Stephen Fung is Edward, a rich high school kid who accidentally
gets enrolled in seedy TBS College instead of the prestigious
private school he was supposed to get into. TBS College is
apparently the Battle Royale college of Hong Kong.
The ritual here is for kids to settle their differences through
one-on-one fisticuffs without any teachers present. The teachers
actually know but don't get involved, which is yet another
fine argument for public education.
Edward immediately gets
saddled with smarmy rivals, but he does find an ally: Stone
(Nicholas Tse), the undisputed King of Fighters. However,
Stone hasn't fought in six months and current top dog Mantis
(Samuel Pang) wants Stone in the ring so they can see who's
the toughest of all. Stone doesn't care to fight Mantis, but
he will help Edward learn the ropes so he can fend for himself
in the ring. However, Stone has his own issues, and Mantis
isn't content to let Stone avoid fighting him. Plus there's
a kidnapping case and the obligatory high school romance between
Edward and classmate Fung (Joey Yung).
Wong Jing wrote and co-directed this
promising action picture that devolves beneath the usual Wong
Jing bag of tricks. The action sequences are very well done,
featuring some great over-the-top fighting choreographed by

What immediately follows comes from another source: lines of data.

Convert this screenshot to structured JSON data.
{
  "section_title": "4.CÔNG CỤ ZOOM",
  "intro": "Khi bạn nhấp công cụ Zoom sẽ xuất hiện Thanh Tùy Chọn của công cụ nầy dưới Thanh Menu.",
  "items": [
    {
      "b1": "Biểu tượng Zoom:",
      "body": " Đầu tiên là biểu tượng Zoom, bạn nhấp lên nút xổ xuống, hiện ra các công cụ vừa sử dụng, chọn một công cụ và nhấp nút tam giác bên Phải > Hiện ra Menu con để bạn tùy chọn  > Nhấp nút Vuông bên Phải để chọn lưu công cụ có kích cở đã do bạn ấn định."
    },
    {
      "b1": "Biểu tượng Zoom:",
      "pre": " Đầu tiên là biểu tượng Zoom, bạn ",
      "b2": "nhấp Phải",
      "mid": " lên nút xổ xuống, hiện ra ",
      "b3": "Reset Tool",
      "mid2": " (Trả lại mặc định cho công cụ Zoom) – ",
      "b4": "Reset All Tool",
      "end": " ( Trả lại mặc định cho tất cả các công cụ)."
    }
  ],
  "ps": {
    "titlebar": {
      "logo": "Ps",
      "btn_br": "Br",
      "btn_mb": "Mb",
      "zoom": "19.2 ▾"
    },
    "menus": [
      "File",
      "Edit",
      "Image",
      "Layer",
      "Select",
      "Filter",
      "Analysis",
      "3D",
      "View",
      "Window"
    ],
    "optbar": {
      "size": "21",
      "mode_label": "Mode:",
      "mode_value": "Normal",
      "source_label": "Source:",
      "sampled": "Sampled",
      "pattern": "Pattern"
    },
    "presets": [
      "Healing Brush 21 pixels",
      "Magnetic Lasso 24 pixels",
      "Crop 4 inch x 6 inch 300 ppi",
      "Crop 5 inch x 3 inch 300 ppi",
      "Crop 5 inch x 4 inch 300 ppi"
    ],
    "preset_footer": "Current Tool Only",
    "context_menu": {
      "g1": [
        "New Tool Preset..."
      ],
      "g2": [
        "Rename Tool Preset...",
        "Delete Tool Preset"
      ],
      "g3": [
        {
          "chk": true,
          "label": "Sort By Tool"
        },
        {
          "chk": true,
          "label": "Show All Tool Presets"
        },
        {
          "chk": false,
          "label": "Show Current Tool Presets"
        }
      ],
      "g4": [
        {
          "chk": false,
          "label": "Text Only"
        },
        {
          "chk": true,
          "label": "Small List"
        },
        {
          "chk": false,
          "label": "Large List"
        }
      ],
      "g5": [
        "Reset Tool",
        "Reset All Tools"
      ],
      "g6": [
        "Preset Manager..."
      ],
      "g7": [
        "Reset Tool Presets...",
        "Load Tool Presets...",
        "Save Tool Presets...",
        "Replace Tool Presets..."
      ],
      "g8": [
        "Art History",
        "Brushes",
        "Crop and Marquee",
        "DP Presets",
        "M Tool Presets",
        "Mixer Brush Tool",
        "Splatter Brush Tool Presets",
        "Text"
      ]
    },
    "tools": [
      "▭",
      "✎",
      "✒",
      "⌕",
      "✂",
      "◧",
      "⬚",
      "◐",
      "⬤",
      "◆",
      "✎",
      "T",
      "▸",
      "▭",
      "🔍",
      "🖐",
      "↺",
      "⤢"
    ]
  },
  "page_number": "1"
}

Ching Siu-Tung. Stephen Fung and Nicholas Tse handle the fight
sequences well, and newcomer Samuel Pang shows considerable
screen presence. The best parts of My School Mate, the Barbarian
occur when the characters are forced to fight toe-to-toe,
as the fighting is energetic, brutal and exciting.
But they're not the whole movie.
The rest of the film involves making friends (Stone has intimacy
issues), studying harder (Edward helps his new delinquent
buddies pass the qualifying exams), and getting along with
the opposite sex. For the last plotline, Wong Jing has enlisted
popular singer Joey Yung, who's photogenic and cute, but
also incredibly annoying. She's afflicted with one of those
rare medical diseases you only find in Hong Kong Cinema: Every
time she sees Edward, she starts screaming and runs away in
fast motion. It's funny the first time, but afterwards it
just gets tiresome.
Then there's the video game connection.
Like we learned with Future Cops, Wong Jing loves his
video games. One of the key fights involves moves inspired
by arcade fighting games, complete with points given onscreen.
Like Yung's antics, that's amusing once but after a period
of time it just looks silly. This swinging between tough over-the-top
action and lame hijinks worked great back in the eighties,
but it just comes off as cloying and unnecessary here.
If his filmography is any indication,
director Billy Chung probably would have made an edgier picture
if left to his devices. But remember, Wong Jing wrote, produced
and co-directed this thing. As it is, this movie is a hodge-podge
of genres that never amounts to much more than a passing
curiosity. The fighting can be fun, but if you have a fast-forward
button you may want to use it. (Kozo 2001)